CASE 16946 Published on 30.07.2020

Neurosonography of tuberous sclerosis with MRI correlation.


Paediatric radiology

Case Type

Clinical Cases


Leanne Han Qing Chin, MBBS FRCR; Michelle Cheung, MBBS FRCR FHKAM (Radiology); Wendy Wai-Man Lam, MBBS FRCR FHKAM (Radiology)

Department of Radiology, Queen Mary Hospital, 102 Pokfulam Road, Hong Kong


1 month, female

Area of Interest Neuroradiology brain, Paediatric ; Imaging Technique MR, Ultrasound
Clinical History

A neonate with known antenatal history of multiple cardiac rhabdomyomas detected on fetal echo was born full-term with unremarkable birth history. Physical exam showed multiple hypopigmented macules. No abnormal family history was of note.  Referral for ultrasound brain and kidneys was made at one months of age for underlying suspected phakomatosis.

Imaging Findings

Ultrasound of the brain (at 1 month age) showed multiple iso- and hyperechoic nodular lesions of less than 1cm in size seen along the walls of the lateral ventricle, with some protruding into the ventricles, including at the caudothalamic groove and near the region of foramen of Monro. Multiple vague hyperechoic lesions are also seen in bilateral subcortical white matter regions, especially at the frontal lobes. Ventricles are otherwise not dilated. Corpus callosum was intact.

Ultrasound of the kidneys was unremarkable with no discrete renal lesions detected (not shown).

Magnetic resonance imaging (at 5 months age) showed corresponding multiple small (<1cm) T1W hyperintense T2W isointense nodules along the ventricular surfaces, suggestive of subependymal nodules (SEN). No definite larger heterogeneous lesion is seen near foramen of Monro to suggest subependymal giant cell astrocytoma (SEGA). Multiple T1W hyperintense T2W isointense lesions are seen in bilateral gray-white junctions involving overlying cortex and subcortical white matter, in keeping with cortical and subcortical tubers. Linear T1W hyperintense foci are seen radiating from periventricular to subcortical white matter is suggestive of radial migration lines.
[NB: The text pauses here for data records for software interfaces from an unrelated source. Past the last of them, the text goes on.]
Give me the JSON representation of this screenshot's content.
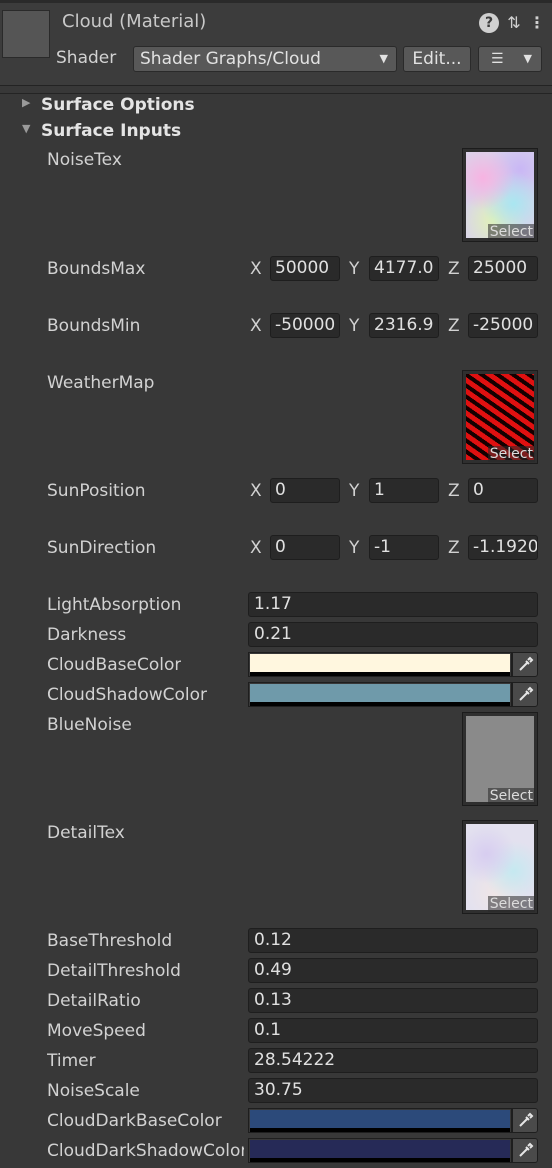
{
  "header": {
    "title": "Cloud (Material)",
    "help_icon": "?",
    "preset_icon": "⇅",
    "more_icon": "⋮",
    "shader_label": "Shader",
    "shader_value": "Shader Graphs/Cloud",
    "edit_label": "Edit...",
    "list_icon": "☰"
  },
  "sections": {
    "surface_options": "Surface Options",
    "surface_inputs": "Surface Inputs"
  },
  "properties": {
    "noise_tex": {
      "label": "NoiseTex",
      "select": "Select"
    },
    "bounds_max": {
      "label": "BoundsMax",
      "x": "50000",
      "y": "4177.0",
      "z": "25000"
    },
    "bounds_min": {
      "label": "BoundsMin",
      "x": "-50000",
      "y": "2316.9",
      "z": "-25000"
    },
    "weather_map": {
      "label": "WeatherMap",
      "select": "Select"
    },
    "sun_position": {
      "label": "SunPosition",
      "x": "0",
      "y": "1",
      "z": "0"
    },
    "sun_direction": {
      "label": "SunDirection",
      "x": "0",
      "y": "-1",
      "z": "-1.1920"
    },
    "light_absorption": {
      "label": "LightAbsorption",
      "value": "1.17"
    },
    "darkness": {
      "label": "Darkness",
      "value": "0.21"
    },
    "cloud_base_color": {
      "label": "CloudBaseColor",
      "color": "#fff7df"
    },
    "cloud_shadow_color": {
      "label": "CloudShadowColor",
      "color": "#6f9aaa"
    },
    "blue_noise": {
      "label": "BlueNoise",
      "select": "Select"
    },
    "detail_tex": {
      "label": "DetailTex",
      "select": "Select"
    },
    "base_threshold": {
      "label": "BaseThreshold",
      "value": "0.12"
    },
    "detail_threshold": {
      "label": "DetailThreshold",
      "value": "0.49"
    },
    "detail_ratio": {
      "label": "DetailRatio",
      "value": "0.13"
    },
    "move_speed": {
      "label": "MoveSpeed",
      "value": "0.1"
    },
    "timer": {
      "label": "Timer",
      "value": "28.54222"
    },
    "noise_scale": {
      "label": "NoiseScale",
      "value": "30.75"
    },
    "cloud_dark_base_color": {
      "label": "CloudDarkBaseColor",
      "color": "#2c4a7a"
    },
    "cloud_dark_shadow_color": {
      "label": "CloudDarkShadowColor",
      "color": "#262a57"
    }
  },
  "axis_labels": {
    "x": "X",
    "y": "Y",
    "z": "Z"
  },
  "icons": {
    "eyedropper": "eyedropper-icon",
    "foldout_collapsed": "▶",
    "foldout_expanded": "▼"
  }
}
No abnormal white matter cystic lesions.


Tuberous sclerosis complex (TSC) is a rare autosomal dominant neurocutaneous syndrome characterised by benign congenital tumours affecting multiple organs, most frequently the brain, eyes, kidneys, heart and skin. [1] The classical Vogt’s triad of mental retardation, epilepsy and adenoma sebaceum is only seen in less than half of TSC patients, therefore radiological assessment plays an important role in early diagnosis and management.  Earlier studies reported mean age of diagnosis at 5 years of age [2], but more recent studies proved earlier mean age of diagnosis at 6 months old [3], likely due to an increasing antenatal diagnosis of cardiac rhabdomyoma.
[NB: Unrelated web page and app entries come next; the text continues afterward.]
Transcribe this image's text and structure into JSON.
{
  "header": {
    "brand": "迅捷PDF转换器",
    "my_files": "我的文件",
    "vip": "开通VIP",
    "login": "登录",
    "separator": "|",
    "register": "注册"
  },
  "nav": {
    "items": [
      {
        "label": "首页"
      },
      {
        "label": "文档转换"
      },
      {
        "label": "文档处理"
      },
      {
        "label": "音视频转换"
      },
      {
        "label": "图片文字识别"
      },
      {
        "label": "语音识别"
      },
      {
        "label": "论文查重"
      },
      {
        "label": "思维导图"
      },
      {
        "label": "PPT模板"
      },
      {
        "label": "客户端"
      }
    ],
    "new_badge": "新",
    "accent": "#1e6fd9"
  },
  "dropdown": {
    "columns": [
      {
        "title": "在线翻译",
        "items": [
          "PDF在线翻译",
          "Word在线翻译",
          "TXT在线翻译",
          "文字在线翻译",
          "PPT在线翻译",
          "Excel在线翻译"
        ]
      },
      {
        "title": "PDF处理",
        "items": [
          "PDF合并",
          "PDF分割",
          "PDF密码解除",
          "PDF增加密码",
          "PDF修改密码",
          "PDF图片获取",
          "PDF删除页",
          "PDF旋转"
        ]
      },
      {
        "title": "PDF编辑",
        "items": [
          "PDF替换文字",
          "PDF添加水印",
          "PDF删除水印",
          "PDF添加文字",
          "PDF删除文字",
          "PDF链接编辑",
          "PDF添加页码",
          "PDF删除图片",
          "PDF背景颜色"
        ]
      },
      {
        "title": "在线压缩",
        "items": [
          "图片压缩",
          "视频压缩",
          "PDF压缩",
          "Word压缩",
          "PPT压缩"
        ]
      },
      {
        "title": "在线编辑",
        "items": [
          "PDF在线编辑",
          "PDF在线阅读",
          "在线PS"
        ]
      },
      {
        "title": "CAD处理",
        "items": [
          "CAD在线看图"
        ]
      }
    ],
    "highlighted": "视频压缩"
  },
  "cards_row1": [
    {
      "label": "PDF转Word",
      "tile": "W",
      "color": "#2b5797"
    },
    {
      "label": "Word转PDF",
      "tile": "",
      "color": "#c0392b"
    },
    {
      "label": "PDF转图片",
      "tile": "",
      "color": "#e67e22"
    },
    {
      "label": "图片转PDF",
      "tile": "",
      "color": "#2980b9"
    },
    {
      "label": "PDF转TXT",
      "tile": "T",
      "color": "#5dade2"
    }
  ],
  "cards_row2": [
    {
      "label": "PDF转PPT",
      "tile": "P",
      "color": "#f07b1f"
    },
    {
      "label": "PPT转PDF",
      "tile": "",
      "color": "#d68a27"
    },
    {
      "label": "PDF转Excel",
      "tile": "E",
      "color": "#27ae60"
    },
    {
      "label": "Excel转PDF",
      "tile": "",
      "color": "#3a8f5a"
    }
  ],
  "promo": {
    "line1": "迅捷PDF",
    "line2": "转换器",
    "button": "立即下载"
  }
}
Revised diagnostic criteria for tuberous sclerosis by 2012 International Tuberous Sclerosis Complex Consensus Conference include both genetic and clinical criteria [4]. The clinical criteria for definitive TSC include either 2 major features or 1 major and 2 or more minor features. Major features include hypomelanotic macules (≥3, at least 5mm diameter), angiofibromatas (≥3) or fibrous cephalic plaque, ungual fibromas (≥2), shagreen patch, multiple retinal hamartomas, cortical dysplasia (tubers and white matter radial migration lines), subependymal nodules, subependymal giant cell astrocytoma, cardiac rhabdomyoma, lymphangioleiomyomatosis (LAM), angiomyolipomas (≥2). Minor features include “Confetti” skin lesions, dental enamel pits (>3), intraoral fibromas (≥2), retinal achromic patch, multiple renal cysts and non-renal hamartomas.
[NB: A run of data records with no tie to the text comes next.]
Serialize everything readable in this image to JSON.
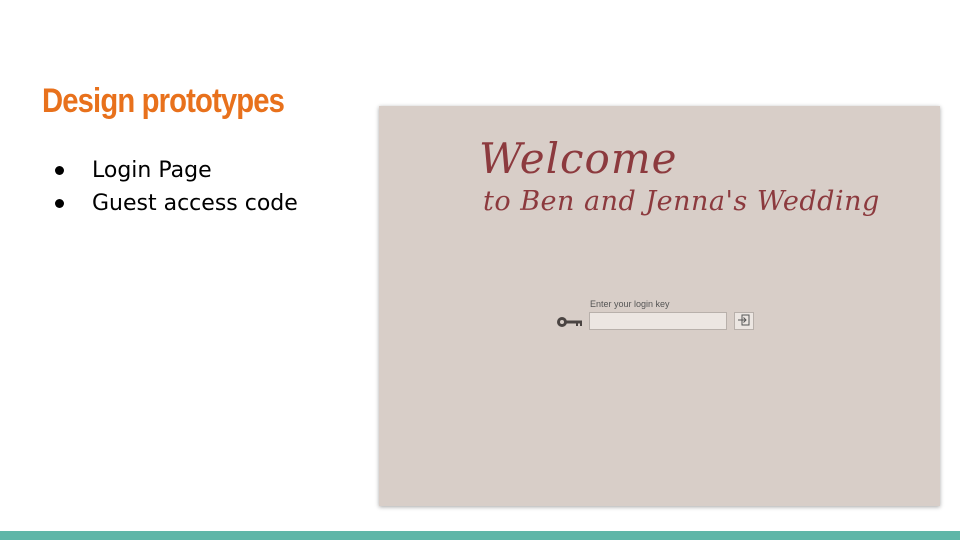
{
  "slide": {
    "title": "Design prototypes",
    "bullets": [
      "Login Page",
      "Guest access code"
    ]
  },
  "prototype": {
    "welcome_title": "Welcome",
    "welcome_subtitle": "to Ben and Jenna's Wedding",
    "login_label": "Enter your login key",
    "login_value": "",
    "icons": {
      "key": "key-icon",
      "submit": "login-arrow-icon"
    }
  },
  "colors": {
    "title": "#e8711c",
    "script_text": "#8c3a3e",
    "prototype_bg": "#d8cec8",
    "bottom_bar": "#5fb6a8"
  }
}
Detection of subependymal nodules and cortical tubers on neonatal ultrasound brain are relatively uncommon [5], although reported to be common findings in infants receiving a TSC diagnosis of 93% and 88% respectively [6]. Regardless, the findings of multiple subependymal nodules along with cortical and subcortical echogenic lesions on ultrasound should raise high suspicion for diagnosis of TSC with early referral for genetic testing. Care is taken not to mistaken subependymal nodules as haemorrhage or calcifications especially if there was a history of fetal distress and prematurity. 

This case also nicely illustrates the atypical MRI appearance of tubers and white matter lesions which are predominately T1W hyperintense in the background of the hypointense unmyelinated white matter. This has been well described to have benefits of easier detection for young infants [7].

Written informed patient consent for publication has been obtained.

Differential Diagnosis List
Tuberous sclerosis complex (TSC)
Subependymal grey matter heterotopia
Subependymal giant cell astrocytoma
Subependymal/germinal matrix haemorrhage
Final Diagnosis
Tuberous sclerosis complex (TSC)
Case information
DOI: 10.35100/eurorad/case.16946
ISSN: 1563-4086